High sulfur environments can play havoc on film chip resistors. In standard film resistors, the internal terminal is made of silver (Ag) or silver palladium (AgPd) material, and is only protected by the epoxy passivation layer. Unfortunately, this layer is susceptible to the ingress of sulfur-based gasses. These gasses can diffuse and attack the silver in the Ag/AgPd internal terminal. Depending on factors such as temperature, humidity and even air flow in the environment, sulfur gasses cause the corrosion process to begin with the formation of silver sulfide. This leads to disastrous results where the silver sulfide can crack the resistor’s ceramic package, causing it to go open circuit. And, once the non-conductive silver sulfide has formed along the length of the terminal, it tends to gradually increase with resistance.
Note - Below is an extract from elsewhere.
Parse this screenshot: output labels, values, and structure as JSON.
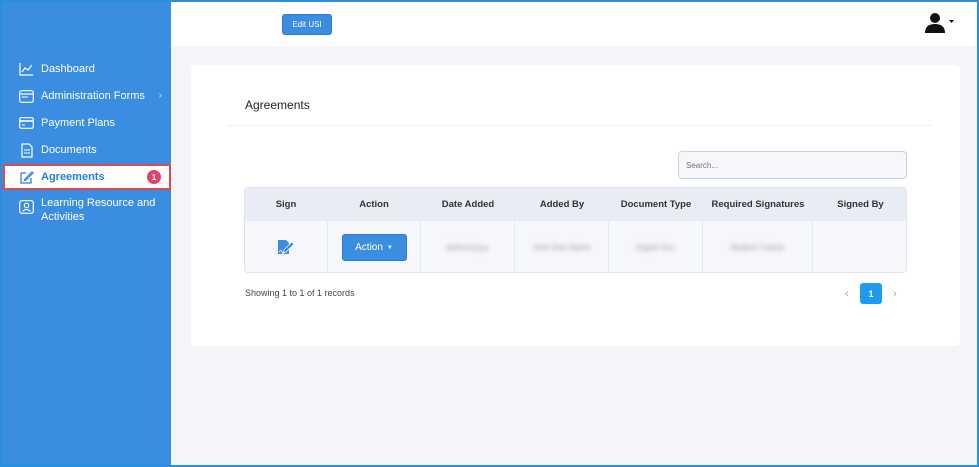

So, as the conductive path is reduced, it eventually results in another open circuit condition causing the failure of the resistor.
To put this into perspective, systems such as a server farm exposed to higher sulfur contamination on a factory floor or a data system located in a region of the world that has a higher percentage of potentially corrosive gasses including biological and volcanic gasses, can experience catastrophic failure from corrosion. Beyond gaseous conditions, sulfur can be found in connectors, oils, lubricants, gaskets, rubber sealings, molded coatings, etc., that can also contribute to the formation of silver sulfide, which starts the corrosion process in sensitive electronic components like a film resistor. It is no wonder that there are now recommendations on corrosivity levels for IT centers to stem the harmful effects harsh environments can have on sensitive equipment.
Bourns has engineered a solution to this problem. We have designed the plating termination layers of our sulfur-resistant thin film resistors with a special structure in the area between the protective layers and the terminations. Our design covers the silver (Ag) terminals protecting them against sulfurous gases. Using a specialized Palladium (Pd) protection layer that covers the silver (Ag) terminals eliminates the ingress of the sulfur gasses removing the chance for corrosion and formation of silver sulfide.
We tested a standard film resistor compared to our sulfur-resistant film resistor. The test was performed using a 2400 cm3 glass desiccator vessel with 40 to 60 grams of powdered sulfur that was heated to an elevated temperature of 105 ˚C to accelerate the effects of the sulfurization. The resistors were then measured at regular intervals to verify resistance. Under these test conditions, the test showed our sulfur-resistant device had about 20 times greater operating lifetime than the standard device.
To learn more about how Bourns® sulfur-resistant film resistors help reduce or eliminate corrosion- related hard failures for improved system reliability and performance, please see our informative Advantages of Sulfur-Resistant Film Resistors white paper.